Badging in academic environments can be complex as there are a variety of activities that occur on campus that support student and staff professional development and educational growth. Many of these activities are formalized within the university accreditation structure, such as coursework and degree programs, while other activities offer supportive services that enhance knowledge and skills to be successful in academia and beyond, such as research and writing services.
The following outlines the variety of badging program types and examples within educational settings.
An extracurricular badge reflects an activity that takes place outside a curriculum. These activities often are associated to an area of interest or a hobby. These badges provide social capital for an individual by providing a community to interact with that have similar interests. On an academic campus, extracurricular activities can include anything from involvement in a club to engaging in learning activities outside of the classroom that support an area of interest.
Extracurricular badges stand at a slight remove from the agendas of academics although they often are supportive of the soft skills and generalized knowledge needed for success in the larger education and employment environment.
A co-curricular badge reflects skills and knowledge that complements a formal curriculum.
Co-curricular badges require the identification of skills or knowledge needed to fulfill curriculum requirements but may not be a part of the overall assigned activities. For example, research skills, digital literacy, or community service activities may be skills required to complete course work but are not officially assigned or graded activities.

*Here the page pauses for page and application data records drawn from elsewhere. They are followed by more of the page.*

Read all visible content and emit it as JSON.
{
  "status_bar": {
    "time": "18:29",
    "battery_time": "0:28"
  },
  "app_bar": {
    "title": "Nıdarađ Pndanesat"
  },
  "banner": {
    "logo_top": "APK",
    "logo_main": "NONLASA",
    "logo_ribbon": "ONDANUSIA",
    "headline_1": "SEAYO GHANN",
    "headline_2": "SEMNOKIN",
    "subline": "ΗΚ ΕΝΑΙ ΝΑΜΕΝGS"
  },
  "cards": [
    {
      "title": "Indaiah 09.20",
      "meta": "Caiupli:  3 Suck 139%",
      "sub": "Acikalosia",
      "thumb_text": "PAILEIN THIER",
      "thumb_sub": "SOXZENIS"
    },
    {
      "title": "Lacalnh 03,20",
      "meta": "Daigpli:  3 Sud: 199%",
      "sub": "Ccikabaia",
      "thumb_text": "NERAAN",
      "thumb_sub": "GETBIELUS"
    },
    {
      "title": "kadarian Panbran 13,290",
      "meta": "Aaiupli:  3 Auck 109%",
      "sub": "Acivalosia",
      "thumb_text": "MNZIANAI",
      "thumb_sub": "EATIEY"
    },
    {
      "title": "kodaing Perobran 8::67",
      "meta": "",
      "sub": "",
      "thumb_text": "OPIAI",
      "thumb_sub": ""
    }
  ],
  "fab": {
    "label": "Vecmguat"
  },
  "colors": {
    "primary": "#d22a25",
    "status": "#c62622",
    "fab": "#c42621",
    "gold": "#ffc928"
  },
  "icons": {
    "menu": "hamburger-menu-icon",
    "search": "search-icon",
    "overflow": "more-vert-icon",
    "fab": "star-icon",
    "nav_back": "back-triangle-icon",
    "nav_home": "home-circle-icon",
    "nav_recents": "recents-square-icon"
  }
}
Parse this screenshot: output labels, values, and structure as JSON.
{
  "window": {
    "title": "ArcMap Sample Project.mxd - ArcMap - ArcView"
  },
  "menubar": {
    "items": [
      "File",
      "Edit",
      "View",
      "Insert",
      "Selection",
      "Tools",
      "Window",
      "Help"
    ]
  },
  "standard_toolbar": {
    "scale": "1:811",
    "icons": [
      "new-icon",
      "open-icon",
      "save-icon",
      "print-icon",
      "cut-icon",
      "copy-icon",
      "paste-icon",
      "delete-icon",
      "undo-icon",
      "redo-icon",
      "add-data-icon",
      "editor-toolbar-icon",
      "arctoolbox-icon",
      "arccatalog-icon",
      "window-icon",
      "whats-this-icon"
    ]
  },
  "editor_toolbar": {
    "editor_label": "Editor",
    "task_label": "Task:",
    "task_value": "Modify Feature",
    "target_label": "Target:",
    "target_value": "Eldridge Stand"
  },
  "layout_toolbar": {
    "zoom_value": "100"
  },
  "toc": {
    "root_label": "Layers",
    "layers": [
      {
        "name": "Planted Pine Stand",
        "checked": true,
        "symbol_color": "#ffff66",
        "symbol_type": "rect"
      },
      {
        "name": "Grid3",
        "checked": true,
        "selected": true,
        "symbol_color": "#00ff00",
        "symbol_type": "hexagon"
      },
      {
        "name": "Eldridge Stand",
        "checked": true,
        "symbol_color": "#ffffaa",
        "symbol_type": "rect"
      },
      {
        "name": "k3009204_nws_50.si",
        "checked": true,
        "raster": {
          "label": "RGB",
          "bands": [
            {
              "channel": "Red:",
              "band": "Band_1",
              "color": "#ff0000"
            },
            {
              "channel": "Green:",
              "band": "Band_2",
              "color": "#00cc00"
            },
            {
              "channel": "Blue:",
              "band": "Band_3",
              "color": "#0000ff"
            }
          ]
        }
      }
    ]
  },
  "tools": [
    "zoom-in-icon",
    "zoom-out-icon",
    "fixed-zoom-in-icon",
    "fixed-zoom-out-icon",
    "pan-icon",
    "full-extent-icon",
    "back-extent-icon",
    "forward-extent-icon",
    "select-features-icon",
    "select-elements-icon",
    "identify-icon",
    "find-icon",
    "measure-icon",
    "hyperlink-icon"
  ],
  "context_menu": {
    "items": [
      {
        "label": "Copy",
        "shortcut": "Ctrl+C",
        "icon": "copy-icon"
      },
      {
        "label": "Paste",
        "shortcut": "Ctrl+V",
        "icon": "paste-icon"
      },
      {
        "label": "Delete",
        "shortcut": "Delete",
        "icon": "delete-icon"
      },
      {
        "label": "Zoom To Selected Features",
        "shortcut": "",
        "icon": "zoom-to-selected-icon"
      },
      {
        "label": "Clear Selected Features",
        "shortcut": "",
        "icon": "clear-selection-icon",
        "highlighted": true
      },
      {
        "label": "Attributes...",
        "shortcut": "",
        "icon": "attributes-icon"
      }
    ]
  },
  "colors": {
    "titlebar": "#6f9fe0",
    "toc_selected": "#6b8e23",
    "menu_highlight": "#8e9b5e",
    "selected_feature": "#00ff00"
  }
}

Curricular badges can be difficult to implement as they may be subject to a lengthy approval process from institutional bodies that oversee curriculum. Curricular badges are equivalent to a formal credential from an institution like UBC.